You do a lot to keep you family healthy, but you may not have
considered all the potential dangers of toxic chemicals in your
surroundings. Toxic chemicals can be found in virtually all creatures
and in all environments. Enormous quantities are released every day and
once in the environment, many toxic chemicals can travel great
distances, persist for years, and grow more concentrated in living
things as they move through the food web.
An estimated 1,000 new chemicals enter the market every
year, in addition to the tens of thousands of chemicals already in
commercial use. Very few of these have been tested adequately for the
threats they may pose to wildlife and humans. There is growing evidence
that many of these chemicals can alter sexual and neurological
development, impair reproduction, cause cancers, and undermine immune
WWF has created a list of actions you and your family can take to
reduce your consumption and use of toxic chemicals at home and in your
1. Buy organic cotton clothing, fruits and vegetables, and other goods.
- Use traps and biological controls such as parasites and natural predators.
disease and pest-resistant plants. Include in your garden plants that

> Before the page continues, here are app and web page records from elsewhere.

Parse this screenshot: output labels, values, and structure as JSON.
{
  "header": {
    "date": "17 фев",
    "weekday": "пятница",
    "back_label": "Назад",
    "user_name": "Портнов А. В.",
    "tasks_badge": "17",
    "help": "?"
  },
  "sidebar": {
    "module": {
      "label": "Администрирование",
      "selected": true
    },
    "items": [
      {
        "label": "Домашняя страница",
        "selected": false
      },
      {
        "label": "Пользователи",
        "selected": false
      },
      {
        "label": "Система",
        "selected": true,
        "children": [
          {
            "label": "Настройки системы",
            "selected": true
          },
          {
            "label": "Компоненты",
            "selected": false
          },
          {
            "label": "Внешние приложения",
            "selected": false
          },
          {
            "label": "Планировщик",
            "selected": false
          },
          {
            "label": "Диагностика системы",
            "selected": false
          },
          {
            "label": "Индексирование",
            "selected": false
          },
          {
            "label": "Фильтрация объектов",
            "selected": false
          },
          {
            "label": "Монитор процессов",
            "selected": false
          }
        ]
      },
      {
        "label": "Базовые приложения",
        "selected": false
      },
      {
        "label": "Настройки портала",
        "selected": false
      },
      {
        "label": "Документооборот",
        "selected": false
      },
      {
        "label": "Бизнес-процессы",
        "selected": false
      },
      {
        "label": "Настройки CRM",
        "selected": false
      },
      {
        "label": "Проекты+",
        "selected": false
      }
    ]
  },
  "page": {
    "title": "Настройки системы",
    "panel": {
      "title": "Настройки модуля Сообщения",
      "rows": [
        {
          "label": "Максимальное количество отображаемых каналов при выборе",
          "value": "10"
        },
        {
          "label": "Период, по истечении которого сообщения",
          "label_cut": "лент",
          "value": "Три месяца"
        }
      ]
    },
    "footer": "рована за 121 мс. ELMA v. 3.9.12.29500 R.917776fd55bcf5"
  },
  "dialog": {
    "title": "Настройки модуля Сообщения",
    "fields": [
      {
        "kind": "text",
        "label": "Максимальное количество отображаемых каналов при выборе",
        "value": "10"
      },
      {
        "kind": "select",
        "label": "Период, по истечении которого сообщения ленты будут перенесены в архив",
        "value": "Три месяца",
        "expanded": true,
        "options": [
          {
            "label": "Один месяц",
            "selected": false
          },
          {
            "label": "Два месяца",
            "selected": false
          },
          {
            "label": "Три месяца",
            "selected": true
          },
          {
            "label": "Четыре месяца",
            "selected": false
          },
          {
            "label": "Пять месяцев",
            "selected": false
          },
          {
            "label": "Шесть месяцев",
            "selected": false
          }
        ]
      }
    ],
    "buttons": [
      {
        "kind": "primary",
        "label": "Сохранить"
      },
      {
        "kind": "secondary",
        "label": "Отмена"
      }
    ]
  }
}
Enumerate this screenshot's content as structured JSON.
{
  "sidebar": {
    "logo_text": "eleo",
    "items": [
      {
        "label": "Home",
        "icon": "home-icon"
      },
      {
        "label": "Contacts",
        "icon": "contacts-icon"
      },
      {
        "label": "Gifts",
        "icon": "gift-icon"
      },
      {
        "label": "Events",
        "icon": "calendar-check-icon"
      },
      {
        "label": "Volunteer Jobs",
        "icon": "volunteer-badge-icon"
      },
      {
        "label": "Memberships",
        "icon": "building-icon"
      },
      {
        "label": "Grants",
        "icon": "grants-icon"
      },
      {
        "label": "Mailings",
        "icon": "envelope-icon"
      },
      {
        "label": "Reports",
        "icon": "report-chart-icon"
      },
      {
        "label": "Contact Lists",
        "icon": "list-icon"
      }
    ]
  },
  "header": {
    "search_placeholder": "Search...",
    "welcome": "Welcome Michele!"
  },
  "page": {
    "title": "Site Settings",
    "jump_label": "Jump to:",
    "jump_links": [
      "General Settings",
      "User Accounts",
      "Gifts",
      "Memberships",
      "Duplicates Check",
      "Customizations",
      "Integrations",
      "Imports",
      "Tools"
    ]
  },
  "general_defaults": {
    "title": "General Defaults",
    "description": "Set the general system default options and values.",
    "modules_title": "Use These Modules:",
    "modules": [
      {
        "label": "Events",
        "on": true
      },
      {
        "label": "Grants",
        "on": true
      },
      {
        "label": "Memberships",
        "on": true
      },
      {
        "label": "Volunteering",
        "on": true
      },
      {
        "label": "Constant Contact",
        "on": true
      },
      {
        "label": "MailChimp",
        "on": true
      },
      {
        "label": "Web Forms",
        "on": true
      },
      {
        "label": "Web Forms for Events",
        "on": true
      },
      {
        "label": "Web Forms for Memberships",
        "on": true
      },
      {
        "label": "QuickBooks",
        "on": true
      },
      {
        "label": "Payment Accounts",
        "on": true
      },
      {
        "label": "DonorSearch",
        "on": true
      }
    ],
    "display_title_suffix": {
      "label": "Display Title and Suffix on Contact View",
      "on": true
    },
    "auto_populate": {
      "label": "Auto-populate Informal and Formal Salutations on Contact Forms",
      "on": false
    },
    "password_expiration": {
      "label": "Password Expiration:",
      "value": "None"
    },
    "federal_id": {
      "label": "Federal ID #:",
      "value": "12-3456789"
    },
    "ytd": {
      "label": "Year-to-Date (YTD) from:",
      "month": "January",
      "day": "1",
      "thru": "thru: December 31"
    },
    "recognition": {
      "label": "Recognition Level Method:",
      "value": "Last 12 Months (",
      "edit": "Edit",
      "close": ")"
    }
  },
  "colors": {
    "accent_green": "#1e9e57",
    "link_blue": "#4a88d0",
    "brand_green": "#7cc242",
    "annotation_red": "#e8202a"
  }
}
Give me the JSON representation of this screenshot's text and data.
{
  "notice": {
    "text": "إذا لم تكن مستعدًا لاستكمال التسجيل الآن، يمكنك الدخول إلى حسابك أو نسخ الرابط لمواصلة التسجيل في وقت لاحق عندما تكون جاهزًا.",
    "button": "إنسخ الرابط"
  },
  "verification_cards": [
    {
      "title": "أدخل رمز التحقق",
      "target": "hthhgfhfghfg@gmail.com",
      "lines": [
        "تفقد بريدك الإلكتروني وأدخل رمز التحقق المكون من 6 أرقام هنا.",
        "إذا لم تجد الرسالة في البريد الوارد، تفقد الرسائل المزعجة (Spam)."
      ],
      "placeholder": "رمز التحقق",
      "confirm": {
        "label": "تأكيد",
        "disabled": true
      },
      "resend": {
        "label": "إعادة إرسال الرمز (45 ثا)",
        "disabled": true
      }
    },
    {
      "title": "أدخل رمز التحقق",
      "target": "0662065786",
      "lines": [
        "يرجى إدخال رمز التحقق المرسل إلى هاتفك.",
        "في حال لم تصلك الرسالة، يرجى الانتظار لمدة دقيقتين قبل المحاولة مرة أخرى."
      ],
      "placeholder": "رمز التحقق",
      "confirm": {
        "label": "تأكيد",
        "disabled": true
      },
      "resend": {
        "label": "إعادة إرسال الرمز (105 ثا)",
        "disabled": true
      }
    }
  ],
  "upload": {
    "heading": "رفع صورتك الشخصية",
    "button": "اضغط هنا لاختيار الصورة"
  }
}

repel insects such as basil, chives, mint, marigolds, and
- Use compost and mulch to improve soil health and reduce the need for pesticides and fertilizers.
- Don't buy or use chlorine bleach.
- Use simple and inexpensive cleansers such as soap, vinegar, lemon juice, and borax (see WWF's Household Recipes below).
air fresheners and other perfumed products: Freshen your air by opening
windows or using baking soda, cedar blocks, or dried flowers.
2. Wash and peel fruits and vegetables whenever possible.
3. Stop using pesticides. Green up your yard using natural methods:
4. Use environmentally friendly cleaning products in your home:
5. Urge your schools and communities to use non-toxic cleaning products and to stop using pesticides.
Use these easy household recipes to help make your home toxic-free:
All purpose cleaner
3 tsp. liquid soap, or
Â¼ cup vinegar, or
Â¼ cup lemon juice, or
Â¼ cup Borax
(per gallon of water)
Sprinkle salt on spills immediately
#000 steel wool
Clean grease with rag and vinegar. Sprinkle salt on spills. Let it sit
for a few minutes, then scrape the spill and wash the area clean. For
stubborn spots, use baking soda and steel wool.
Â½ cup vinegar
1 gallon warm water
Fill your own spray bottle.
Soak fabrics in water mixed with borax, lemon juice, hydrogen peroxide, or white vinegar.
Controlling Cockroaches and Ants
Combine in equal parts and sprinkle where they crawl.